This post was written as part of the late-film blogathon, an event created by David Cairns, proprietor of Shadowplay, the internet's finest film blog, to encourage greater consideration of the often-neglected later works of cinema's greatest directors, producers, writers and actors. I don't have anything on them, but here's a piece about one of their brothers.
The Ince brothers, John, Thomas and Ralph—the sons of Victorian vaudeville performers—were a pretty big deal in early Hollywood. Between them, they acted in or directed more than 500 shorts and feature-length silent pictures, most of which were produced by their own companies.
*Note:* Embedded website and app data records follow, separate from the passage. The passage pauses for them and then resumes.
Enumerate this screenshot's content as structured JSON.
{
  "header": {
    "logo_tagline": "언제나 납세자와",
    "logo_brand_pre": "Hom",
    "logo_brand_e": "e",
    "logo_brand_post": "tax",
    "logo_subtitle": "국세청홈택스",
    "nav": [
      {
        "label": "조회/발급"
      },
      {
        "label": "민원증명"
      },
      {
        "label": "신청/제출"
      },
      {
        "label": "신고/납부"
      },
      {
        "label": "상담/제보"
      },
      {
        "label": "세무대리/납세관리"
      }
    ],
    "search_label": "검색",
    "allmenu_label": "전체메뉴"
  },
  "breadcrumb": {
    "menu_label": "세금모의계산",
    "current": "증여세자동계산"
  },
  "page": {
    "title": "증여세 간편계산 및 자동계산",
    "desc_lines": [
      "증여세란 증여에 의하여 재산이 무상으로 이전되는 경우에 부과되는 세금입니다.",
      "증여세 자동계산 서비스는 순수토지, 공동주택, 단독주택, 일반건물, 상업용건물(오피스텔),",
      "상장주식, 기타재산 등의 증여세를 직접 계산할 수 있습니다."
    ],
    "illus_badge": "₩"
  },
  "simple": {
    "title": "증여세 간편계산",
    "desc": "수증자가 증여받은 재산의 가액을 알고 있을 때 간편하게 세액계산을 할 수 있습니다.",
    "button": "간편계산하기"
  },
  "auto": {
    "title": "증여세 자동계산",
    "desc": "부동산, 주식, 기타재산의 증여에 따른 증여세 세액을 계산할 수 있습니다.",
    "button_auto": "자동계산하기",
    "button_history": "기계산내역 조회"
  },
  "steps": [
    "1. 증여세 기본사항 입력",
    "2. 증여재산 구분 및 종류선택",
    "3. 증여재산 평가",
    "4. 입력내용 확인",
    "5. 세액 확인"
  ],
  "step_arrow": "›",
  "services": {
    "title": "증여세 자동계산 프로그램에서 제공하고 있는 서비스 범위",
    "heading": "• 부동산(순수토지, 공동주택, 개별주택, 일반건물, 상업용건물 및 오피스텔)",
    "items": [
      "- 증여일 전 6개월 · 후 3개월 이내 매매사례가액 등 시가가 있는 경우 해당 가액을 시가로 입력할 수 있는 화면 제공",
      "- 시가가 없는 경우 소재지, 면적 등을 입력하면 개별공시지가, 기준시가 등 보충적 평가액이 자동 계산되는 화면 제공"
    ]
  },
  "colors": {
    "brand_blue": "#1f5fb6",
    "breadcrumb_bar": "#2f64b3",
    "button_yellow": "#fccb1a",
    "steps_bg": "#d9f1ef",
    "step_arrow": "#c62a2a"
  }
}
Thomas Ince, the middle brother, is the only one of the three to be remembered to any significant degree, and that's mainly because he was (supposedly) shot dead by William Randolph Hearst while Hearst was trying to kill Charlie Chaplin. However, before he died, in 1925, he had built the first modern movie studio—complete with stages, back-lots with permanent street sets, processing labs and an on-site colony of cowboy and Indian extras—and established many of the conventions of Hollywood’s industrial system, from the use of detailed shooting scripts to the notion of having the producer, rather than the director, as the person in charge of every stage of the film.
Ralph, the youngest brother, was considered to be a better director than Thomas and was also hailed as “the greatest actor of the Ince family”. He made frequent appearances in the early gossip columns, fighting over women, punching inquisitive reporters and getting in various other newsworthy scrapes (including being knocked out by a robber using chloroform and, on another occasion, having a three-inch fishing hook embedded in his skull). He died in a car crash in 1937, while making a film in England.
The oldest Ince brother, John, born in 1878, was considerably less well regarded than Thomas the genius and Ralph the hellraiser. He directed a number of two-reelers for Thomas’s studio, and a dozen or so longer melodramas with titles such as, Should a Woman Tell?, few of which attracted much comment at the time and none of which appear to have survived. He starred in a good deal of his own films, and in many other people’s. His most noteworthy leading role was in Fate (1921), a film about a sensational real-life murder in which the real-life murderer, Clara Smith, played herself:
In the publicity material, Clara Smith praised John’s acting, saying, “Mr Ince so strikingly resembles Mr Hamon and is so realistic that I have many times been on the verge of fainting as the dreadful events were re-enacted.” Nevertheless, the film bombed.
After Thomas Ince died, John opened a studio of his own. He had produced only a handful of films by 1929, the year his wife divorced him, his studio burned down and he lost all his money in the Wall street crash. That raft of tragedies put John in an even more disadvantageous position than the other stars of twenties who were beginning to struggle with the rise of sound cinema and made it almost impossible that his career would survive. Sure enough, it didn’t. John began the thirties with modest supporting roles in talkies starring actors whose fortunes were waning a little less quickly than his, like John Barrymore, Tom Mix and Bebe Daniels. Within a few years, he was reduced to one-line roles like this doting father bidding his son farewell in One Year Later (1933):
Typical of his appearances in the period of his decline is this brief turn as a doctor in a scene in Star of Midnight (1935), in which he quickly treats William Powell for a bullet wound. He says only, "I don't think the hip should trouble you again" before leaving the scene:
In You Can't Take it With You (1938), filmed the year Ralph died and John became the last living Ince brother, he appears in a crowd of Lionel Barrymore's neighbours (he's second from the left):
By the forties, John was reduced to appearing in uncredited roles in B-movies like The Panther's Claw (1942):
He's the policeman on the right.
The Best Years of Our Lives (1946) was one of John's last films. He had a non-speaking role as a security guard whom we briefly glimpse shaking Fredric March's hand when he returns to work after the war:
His final appearance was in Gun Cargo (1949), which is described by one commenter on the IMDB as "an unwitting, dimwitted masterpiece of rank filmmaking, a shocking assault on the senses, and one of the most godawful adventure dramas ever committed to celluloid". John can take none of the blame for the film. He appeared in footage shot a decade earlier and, in any case, had been dead for two years by the time it was released. He died in 1947, at the age of sixty-eight.
Sources: Logansport Pharos-Tribune, 14 July 1921; Oakland Tribune, 3 May 1925; Fresno Bee, 1 July 1927; Waterloo Daily Courier, 28 July 1930; Casa Grande Dispatch, 15 Dec 1932; Fresno Bee, 12 April 1937; Port Arthur News, 29 April, 1930; Portland Press-Herald, 11 April 1947.